New study on the mental health of Generation Z
The Education Policy Institute (EPI) and The Prince’s Trust have today published a major study on the mental health and wellbeing of young people in Generation Z.
The research shows that while the wellbeing of all young people declines by the end of their teenage years and that there is a strong gender divide within this. Girls see far lower levels of wellbeing and self-esteem than boys – driven by a sharp fall of both during mid-adolescence.
Marjorie Wallace, Chief Executive of SANE, commented:
“This study provides another indication of the impact and damage of the pandemic on the minds of young people. What is particularly worrying is the scale of the increase in mental ill-health when we were already facing a significant increase in self-harm, particularly amongst girls, before Covid-19 struck.
“SANE’s own experience is that when young people feel isolated they often turn to social media which – as the report indicates – can subject them to constant competition and bullying.
“We urgently need to make child and adolescent mental health services more readily and rapidly available to meet what could be an epidemic of long-term mental illness.”
The study found:
- By the end of primary school, Generation Z girls have similar levels of wellbeing and self-esteem as boys but then experience a sudden decline in both by age 14
- Girls’ wellbeing falls even lower towards the end of their teenage years, while their depressive symptoms increase significantly
- As many as 1 in 3 girls report that they are unhappy with their personal appearance by age 14
- The pandemic has led to a deterioration in mental health, with the number of young people with a probable mental illness rising to 1 in 6, up from 1 in 9
- There is a social gradient in poor mental and emotional health, with young people from the lowest income families more likely to have the worst outcomes
- Heavy social media use is shown to negatively affect wellbeing and self-esteem in adolescence, regardless of young people’s existing state of mental health
- Being bullied in childhood is shown to adversely affect both boys’ and girls’ mental and emotional health well into their teenage years

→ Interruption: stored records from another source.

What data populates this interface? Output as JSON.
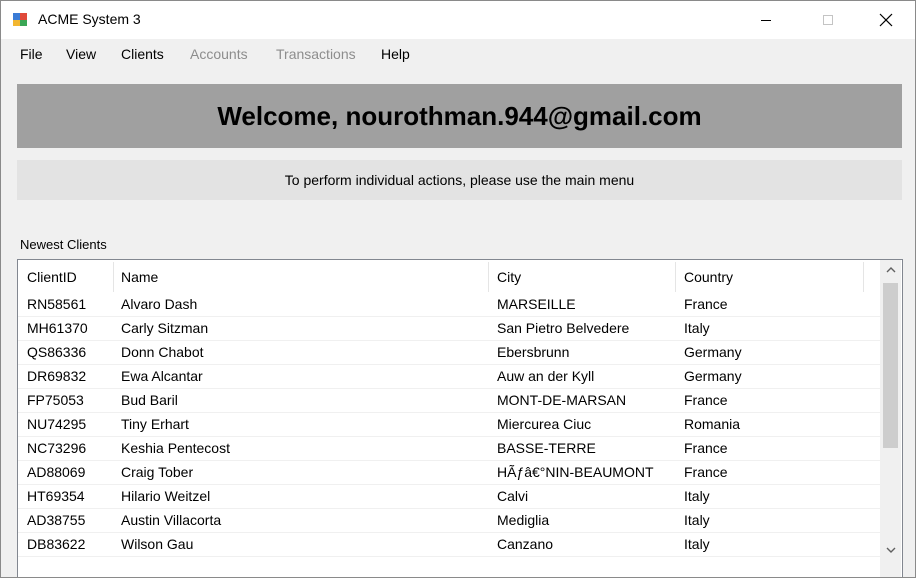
{
  "window": {
    "title": "ACME System 3",
    "controls": {
      "minimize_icon": "minimize-icon",
      "maximize_icon": "maximize-icon",
      "close_icon": "close-icon"
    }
  },
  "menu": {
    "file": "File",
    "view": "View",
    "clients": "Clients",
    "accounts": "Accounts",
    "transactions": "Transactions",
    "help": "Help"
  },
  "welcome": {
    "text": "Welcome, nourothman.944@gmail.com"
  },
  "info": {
    "text": "To perform individual actions, please use the main menu"
  },
  "clients_section": {
    "label": "Newest Clients",
    "columns": {
      "client_id": "ClientID",
      "name": "Name",
      "city": "City",
      "country": "Country"
    },
    "rows": [
      {
        "client_id": "RN58561",
        "name": "Alvaro Dash",
        "city": "MARSEILLE",
        "country": "France"
      },
      {
        "client_id": "MH61370",
        "name": "Carly Sitzman",
        "city": "San Pietro Belvedere",
        "country": "Italy"
      },
      {
        "client_id": "QS86336",
        "name": "Donn Chabot",
        "city": "Ebersbrunn",
        "country": "Germany"
      },
      {
        "client_id": "DR69832",
        "name": "Ewa Alcantar",
        "city": "Auw an der Kyll",
        "country": "Germany"
      },
      {
        "client_id": "FP75053",
        "name": "Bud Baril",
        "city": "MONT-DE-MARSAN",
        "country": "France"
      },
      {
        "client_id": "NU74295",
        "name": "Tiny Erhart",
        "city": "Miercurea Ciuc",
        "country": "Romania"
      },
      {
        "client_id": "NC73296",
        "name": "Keshia Pentecost",
        "city": "BASSE-TERRE",
        "country": "France"
      },
      {
        "client_id": "AD88069",
        "name": "Craig Tober",
        "city": "HÃƒâ€°NIN-BEAUMONT",
        "country": "France"
      },
      {
        "client_id": "HT69354",
        "name": "Hilario Weitzel",
        "city": "Calvi",
        "country": "Italy"
      },
      {
        "client_id": "AD38755",
        "name": "Austin Villacorta",
        "city": "Mediglia",
        "country": "Italy"
      },
      {
        "client_id": "DB83622",
        "name": "Wilson Gau",
        "city": "Canzano",
        "country": "Italy"
      }
    ]
  }
}
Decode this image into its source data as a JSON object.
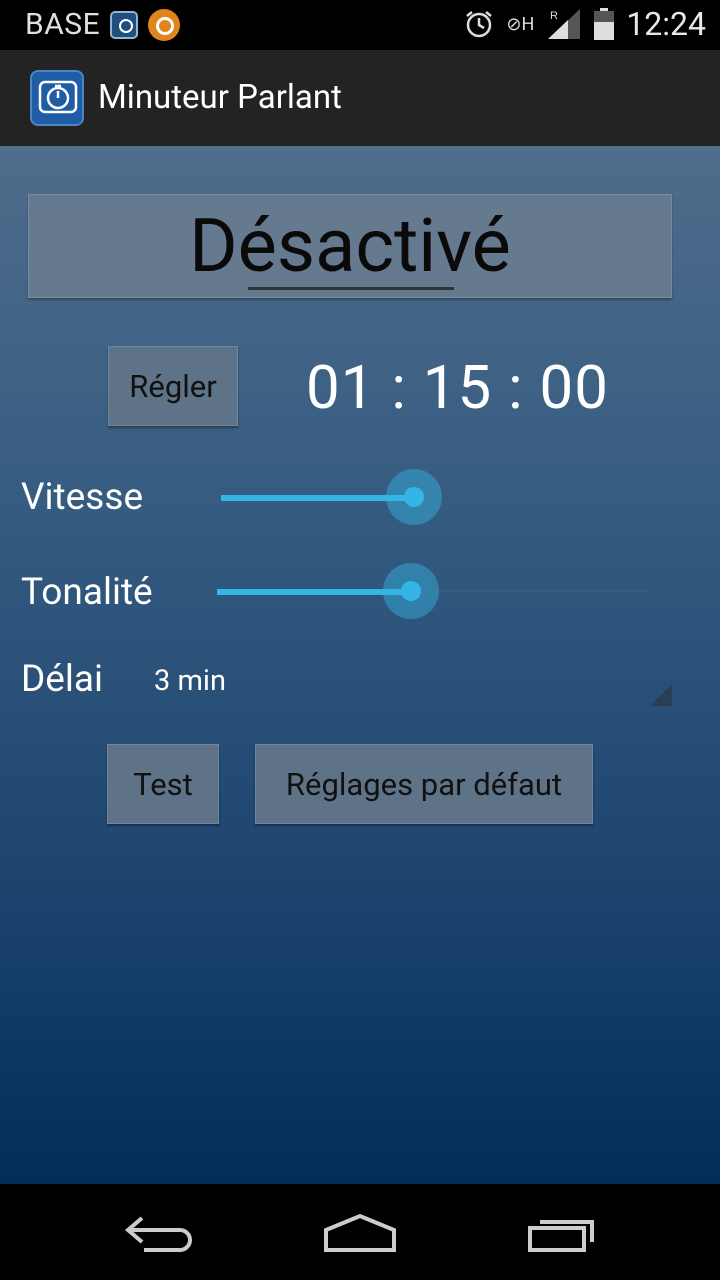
{
  "status_bar": {
    "carrier": "BASE",
    "time": "12:24",
    "icons": [
      "timer-notification-icon",
      "app-notification-icon",
      "alarm-icon",
      "no-sim-icon",
      "signal-icon",
      "battery-icon"
    ]
  },
  "action_bar": {
    "title": "Minuteur Parlant",
    "icon": "stopwatch-icon"
  },
  "main": {
    "state_button": "Désactivé",
    "set_button": "Régler",
    "timer": "01 : 15 : 00",
    "speed": {
      "label": "Vitesse",
      "value": 0.45
    },
    "pitch": {
      "label": "Tonalité",
      "value": 0.45
    },
    "delay": {
      "label": "Délai",
      "selected": "3 min"
    },
    "test_button": "Test",
    "defaults_button": "Réglages par défaut"
  },
  "nav_bar": {
    "icons": [
      "back-icon",
      "home-icon",
      "recents-icon"
    ]
  },
  "colors": {
    "accent": "#33b5e5",
    "action_bar": "#232323",
    "button": "#5e7388"
  }
}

- Frequent physical exercise plays a particularly positive role in young people’s wellbeing – yet participation in activities and sports is expected to have fallen considerably due to school closures and lockdown